Your instructions: Pull every "true" line out of the data below.

Records drawn from a dataset
◆ ◆ ◆ ◆ ◆ ◆ ◆

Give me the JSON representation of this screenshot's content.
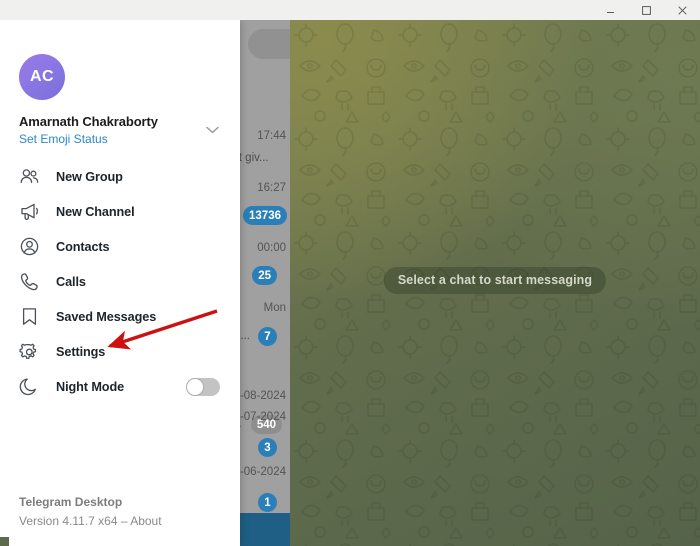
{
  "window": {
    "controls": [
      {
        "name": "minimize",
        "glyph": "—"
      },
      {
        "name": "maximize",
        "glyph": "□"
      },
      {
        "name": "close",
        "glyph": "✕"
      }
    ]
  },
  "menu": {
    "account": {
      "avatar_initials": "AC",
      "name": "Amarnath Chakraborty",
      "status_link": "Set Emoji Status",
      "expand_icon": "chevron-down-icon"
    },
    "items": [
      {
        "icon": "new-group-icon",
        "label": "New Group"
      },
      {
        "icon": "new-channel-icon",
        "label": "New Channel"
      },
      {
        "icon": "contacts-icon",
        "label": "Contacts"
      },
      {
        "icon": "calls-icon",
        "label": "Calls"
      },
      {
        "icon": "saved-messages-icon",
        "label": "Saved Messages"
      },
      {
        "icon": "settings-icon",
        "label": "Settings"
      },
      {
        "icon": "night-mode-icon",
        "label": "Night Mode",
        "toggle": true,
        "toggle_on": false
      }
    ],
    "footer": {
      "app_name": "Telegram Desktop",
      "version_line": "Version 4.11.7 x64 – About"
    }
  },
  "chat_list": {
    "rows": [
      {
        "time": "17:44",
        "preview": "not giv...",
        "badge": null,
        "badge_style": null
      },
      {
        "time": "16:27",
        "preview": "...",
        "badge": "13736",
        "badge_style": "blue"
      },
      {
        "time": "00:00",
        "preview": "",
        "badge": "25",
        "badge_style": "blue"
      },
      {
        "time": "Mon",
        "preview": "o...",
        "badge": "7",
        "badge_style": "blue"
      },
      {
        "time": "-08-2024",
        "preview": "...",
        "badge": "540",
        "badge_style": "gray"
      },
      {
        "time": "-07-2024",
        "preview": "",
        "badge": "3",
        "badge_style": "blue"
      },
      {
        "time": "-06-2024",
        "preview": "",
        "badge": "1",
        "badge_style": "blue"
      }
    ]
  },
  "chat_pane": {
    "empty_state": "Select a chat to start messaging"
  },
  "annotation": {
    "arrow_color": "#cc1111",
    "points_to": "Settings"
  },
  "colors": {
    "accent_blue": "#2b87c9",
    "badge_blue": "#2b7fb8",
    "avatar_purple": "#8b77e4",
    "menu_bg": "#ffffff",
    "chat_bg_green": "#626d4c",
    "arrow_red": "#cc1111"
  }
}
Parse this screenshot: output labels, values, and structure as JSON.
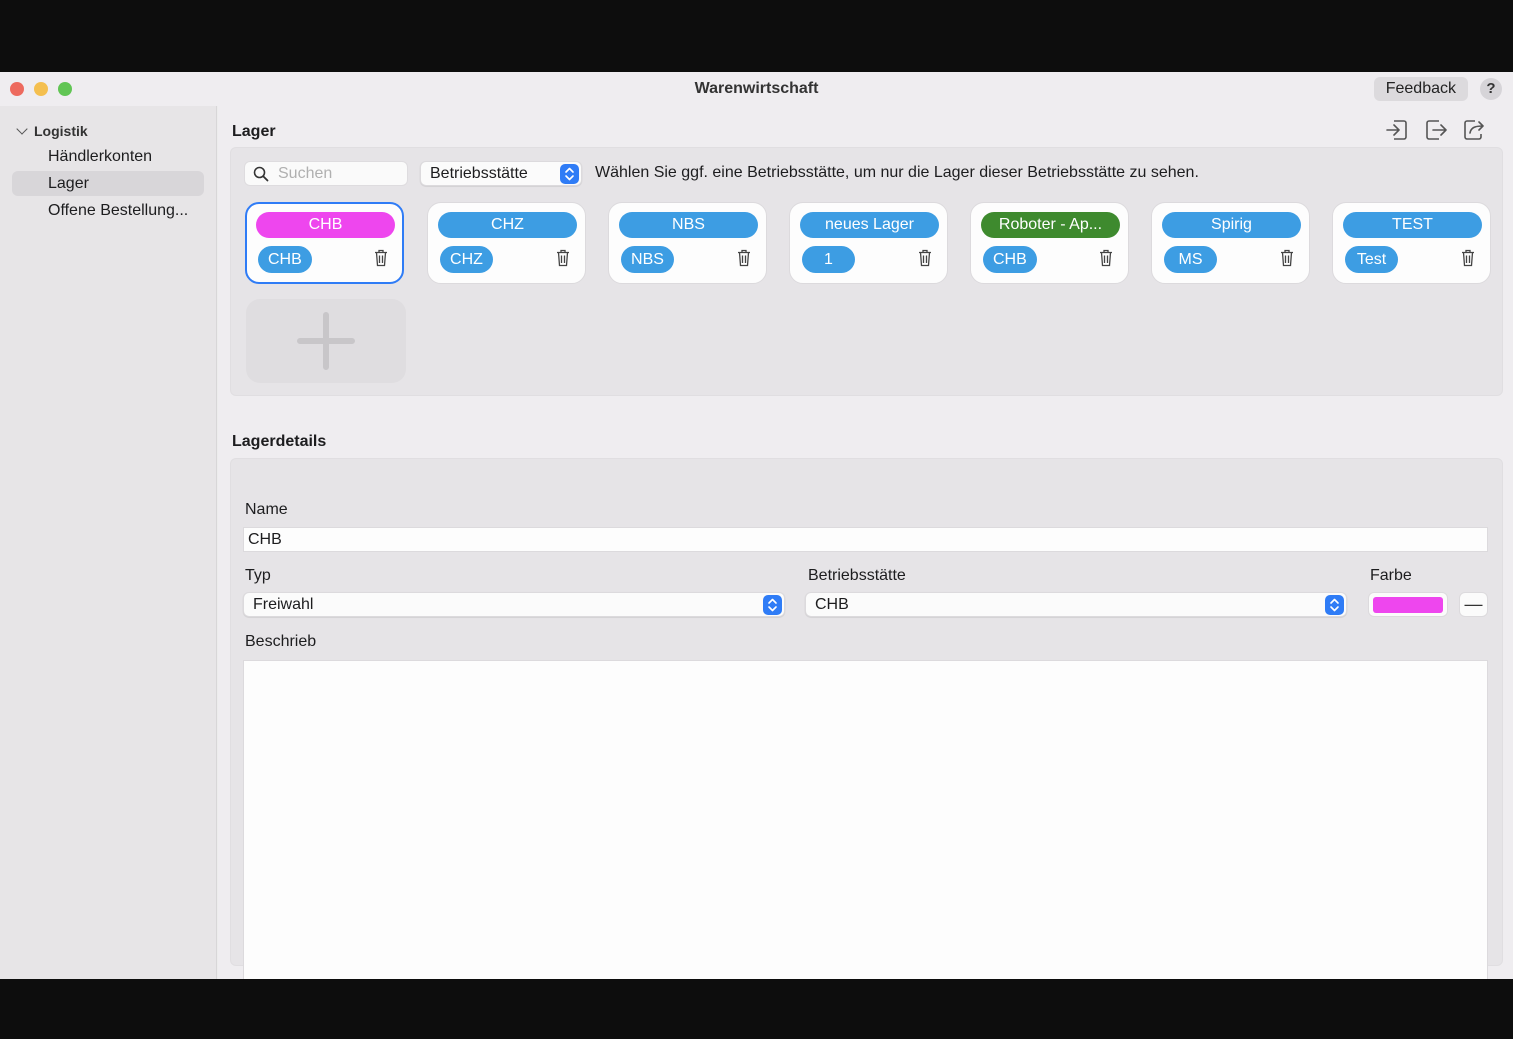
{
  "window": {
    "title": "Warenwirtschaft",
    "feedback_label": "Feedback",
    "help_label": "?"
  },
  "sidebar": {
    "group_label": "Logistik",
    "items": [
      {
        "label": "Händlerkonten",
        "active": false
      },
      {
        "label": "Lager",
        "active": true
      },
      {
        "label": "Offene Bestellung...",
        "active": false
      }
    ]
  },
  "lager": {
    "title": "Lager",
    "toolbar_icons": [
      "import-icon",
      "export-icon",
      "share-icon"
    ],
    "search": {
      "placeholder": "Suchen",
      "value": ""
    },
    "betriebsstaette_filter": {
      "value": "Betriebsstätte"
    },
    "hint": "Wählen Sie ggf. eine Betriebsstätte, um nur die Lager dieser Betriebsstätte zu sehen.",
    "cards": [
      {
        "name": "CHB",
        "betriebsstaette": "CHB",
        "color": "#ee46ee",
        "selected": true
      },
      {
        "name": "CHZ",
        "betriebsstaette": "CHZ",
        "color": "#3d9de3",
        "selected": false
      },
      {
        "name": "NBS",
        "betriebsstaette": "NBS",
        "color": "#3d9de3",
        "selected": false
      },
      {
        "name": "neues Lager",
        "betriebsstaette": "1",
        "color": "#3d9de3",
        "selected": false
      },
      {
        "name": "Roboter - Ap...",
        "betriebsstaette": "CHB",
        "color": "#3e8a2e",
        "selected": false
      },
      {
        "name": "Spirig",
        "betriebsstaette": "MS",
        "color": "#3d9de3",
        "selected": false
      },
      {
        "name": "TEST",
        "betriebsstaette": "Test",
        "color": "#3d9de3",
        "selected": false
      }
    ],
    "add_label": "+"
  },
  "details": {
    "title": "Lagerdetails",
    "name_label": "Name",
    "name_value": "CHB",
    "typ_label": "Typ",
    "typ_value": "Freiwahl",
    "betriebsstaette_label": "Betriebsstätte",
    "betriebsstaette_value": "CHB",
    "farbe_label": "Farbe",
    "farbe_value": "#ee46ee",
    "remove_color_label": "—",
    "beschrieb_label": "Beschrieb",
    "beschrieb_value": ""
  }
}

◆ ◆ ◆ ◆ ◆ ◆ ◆

Problem solution:
        "toggle": true,
        "active": true
        "selected": true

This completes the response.